After Hours will be performing a variety of music ranging from original compositions to selections from Radiohead, A-Ha, Engine Down and Vertical Horizon to several jazz performances.

“We have a large repertoire of music from ’60s rock, to pop, to hits that were popular in the ’80s, to a number of jazz songs,” senior member Lauren Golia said. “With so much variety, I can’t see how anyone wouldn’t enjoy watching one of our performances.”

The spring concert will differ slightly from the concert that After Hours performed in the fall. After Hours increased their membership to 18, so it may be difficult for the group to incorporate several new singers to the stage. “Most a capella groups have around twelve singers, so our singing will be noticeably louder and more musical,” Golia added.

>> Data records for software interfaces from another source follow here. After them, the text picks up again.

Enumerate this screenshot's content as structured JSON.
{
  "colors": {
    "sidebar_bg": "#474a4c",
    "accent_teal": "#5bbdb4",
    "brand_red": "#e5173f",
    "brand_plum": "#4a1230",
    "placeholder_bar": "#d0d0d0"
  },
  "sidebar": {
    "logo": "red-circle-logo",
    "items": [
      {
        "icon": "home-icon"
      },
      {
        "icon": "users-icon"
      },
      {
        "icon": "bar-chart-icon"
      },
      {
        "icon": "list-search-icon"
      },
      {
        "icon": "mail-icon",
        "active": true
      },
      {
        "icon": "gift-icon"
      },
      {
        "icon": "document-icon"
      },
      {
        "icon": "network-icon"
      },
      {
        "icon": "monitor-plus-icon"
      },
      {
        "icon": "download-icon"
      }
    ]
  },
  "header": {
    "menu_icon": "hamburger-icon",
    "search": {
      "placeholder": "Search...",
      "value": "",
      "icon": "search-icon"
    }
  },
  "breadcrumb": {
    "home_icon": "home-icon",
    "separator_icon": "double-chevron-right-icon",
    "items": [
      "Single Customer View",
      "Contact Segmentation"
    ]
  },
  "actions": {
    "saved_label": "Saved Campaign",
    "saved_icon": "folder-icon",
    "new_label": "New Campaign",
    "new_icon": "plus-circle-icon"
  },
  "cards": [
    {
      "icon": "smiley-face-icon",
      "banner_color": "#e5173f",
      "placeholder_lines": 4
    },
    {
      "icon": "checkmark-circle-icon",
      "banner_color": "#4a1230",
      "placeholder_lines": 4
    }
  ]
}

After Hours, originally Charivari, was conceived as a jazz a cappella singing group back in 1998 by co-founders Sara Alterman and Mary Risley, who felt that it was time on the UR campus to make some noise. Bringing together a small group of friends, their small project soon took on a life of its own.

Charivari stood on the foundation that it was conceived — a group of buddies coming together in harmony. It combined this with the desire to break onto the college a cappella scene, creating a balance of relaxed melodies with a rowdy, yet professional, attitude.

After Hours have taken their show to the road throughout the East Coast in the past several years and will continue to do so later this semester. Last year the group travelled to Worcester Polytechnic Institute and the University of Massachusetts to display their talents. One week after their spring concert, After Hours will perform with the a capella group from Rensselaer Polytechnic Institute. The group will also be performing at the Alumni Concert in April.

Members of the group stress that their performance is more than just a musical display. “The scenes that we are performing are really amusing,” senior member Ben Schroeder said. “We are basically making fun of the fact that there has been five relationships between members of our group in the last couple years.”

After Hours has worked arduously in the past couple weeks in preparation for their spring concert. “We normally put in about six hours of practice a week,” senior Vicki Shazi said. “However, in the past couple weeks we have put in around ten to ensure that we do our best on the 29th.”

Interaction with the crowd is extremely important to After Hours. The group feeds off the audience and looks to it as a source of enthusiasm.”We really play off the crowd and do our best to entertain them for the two hours that they are there,” Golia said. “If the audience really gets into it, that fires us up and makes us give even a better effort.”

Sadly, After Hours is composed mainly of seniors, so for many this will be their final spring concert. “Yes, it will be tough to say goodbye since we are such a close group, but we are all very tight and really looking forward to it,” Golia said.

Tickets for the show, which is being held on March 29 at 8 p.m. at Upper Strong Auditorium, are $5 per student.

Rybaltowski can be reached at

Notes by Nadia: The myth of summer vacation

Summer vacation is no longer a vacation.

Riseup with Riseman

“I decided to make one for fun — really poor quality — and I put it on my Instagram just to see how people would react," Riseman said.

Time unfortunately still a circle

Ever since the invention of the wheel, humanity’s been blessed with one terrible curse: the realization that all things are, in fact, cyclical.